==== EXTRACTED INFORMATION

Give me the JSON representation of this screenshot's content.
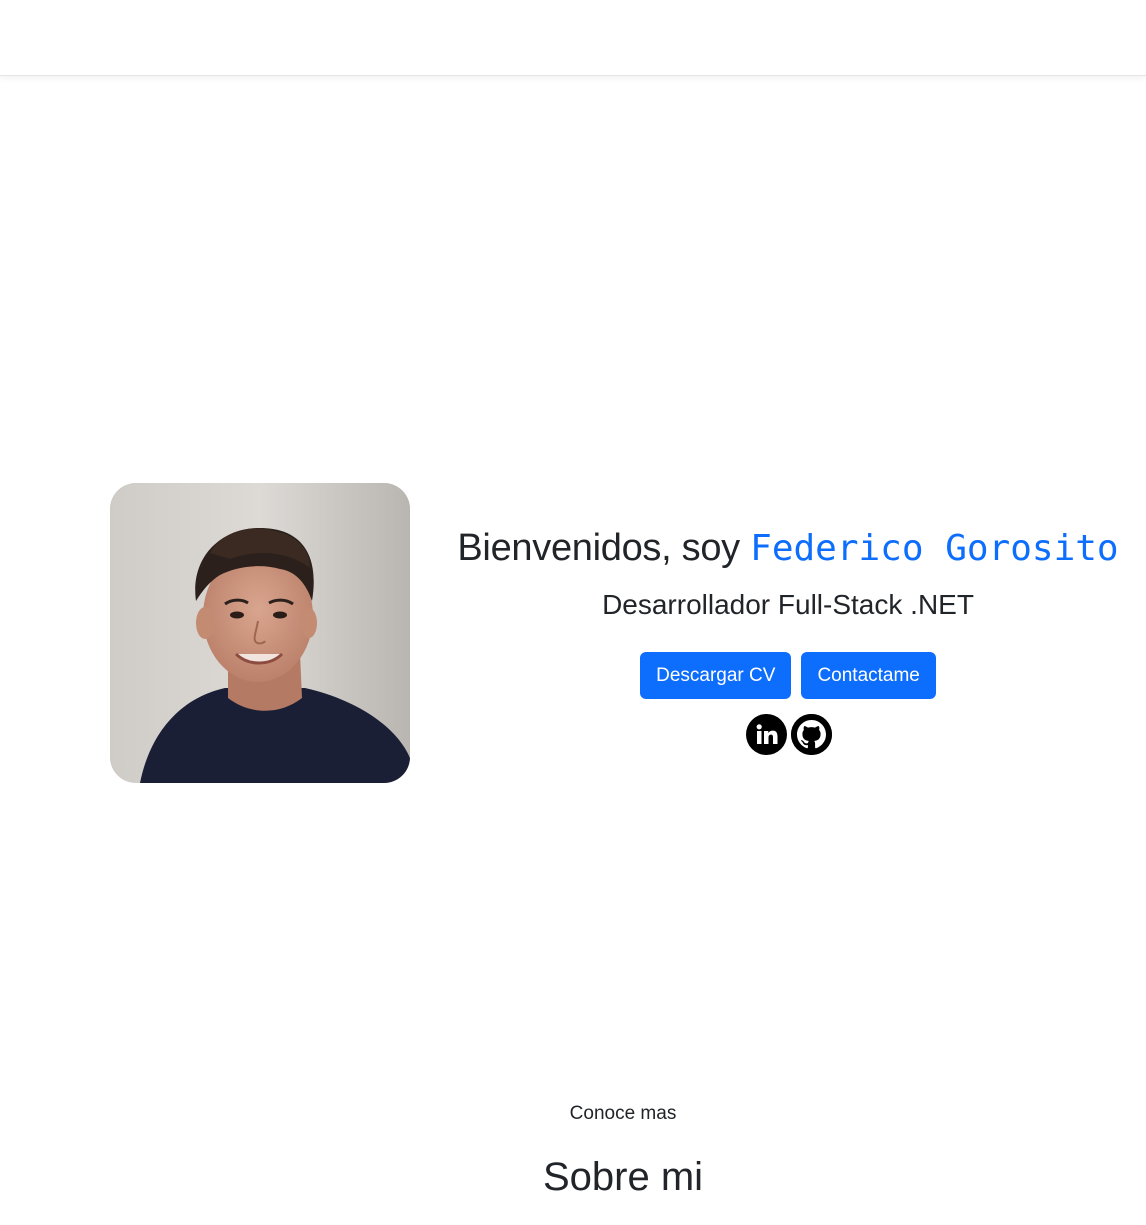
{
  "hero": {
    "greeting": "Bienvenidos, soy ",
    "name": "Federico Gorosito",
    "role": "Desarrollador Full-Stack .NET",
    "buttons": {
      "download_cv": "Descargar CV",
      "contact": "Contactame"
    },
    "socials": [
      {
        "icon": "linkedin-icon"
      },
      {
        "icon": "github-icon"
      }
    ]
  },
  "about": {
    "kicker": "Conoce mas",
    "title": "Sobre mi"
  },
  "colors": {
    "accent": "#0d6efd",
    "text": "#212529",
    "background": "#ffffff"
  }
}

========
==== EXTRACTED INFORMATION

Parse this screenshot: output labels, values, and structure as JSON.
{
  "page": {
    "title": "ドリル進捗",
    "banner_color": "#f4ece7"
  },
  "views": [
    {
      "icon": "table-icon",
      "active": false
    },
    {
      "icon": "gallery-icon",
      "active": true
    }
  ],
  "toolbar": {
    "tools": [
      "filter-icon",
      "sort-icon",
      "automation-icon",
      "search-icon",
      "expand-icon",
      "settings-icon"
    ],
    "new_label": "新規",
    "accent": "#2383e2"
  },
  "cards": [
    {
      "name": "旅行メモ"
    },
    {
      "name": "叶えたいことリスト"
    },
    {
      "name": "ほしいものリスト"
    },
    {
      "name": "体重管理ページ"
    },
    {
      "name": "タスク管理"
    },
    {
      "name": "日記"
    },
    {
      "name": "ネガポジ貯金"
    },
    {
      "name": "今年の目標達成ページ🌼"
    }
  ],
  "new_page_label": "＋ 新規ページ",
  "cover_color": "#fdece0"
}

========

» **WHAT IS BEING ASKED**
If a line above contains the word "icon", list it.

» **THE ANSWER**
        "icon": "linkedin-icon"
        "icon": "github-icon"
      "icon": "table-icon",
      "icon": "gallery-icon",
      "filter-icon",
      "sort-icon",
      "automation-icon",
      "search-icon",
      "expand-icon",
      "settings-icon"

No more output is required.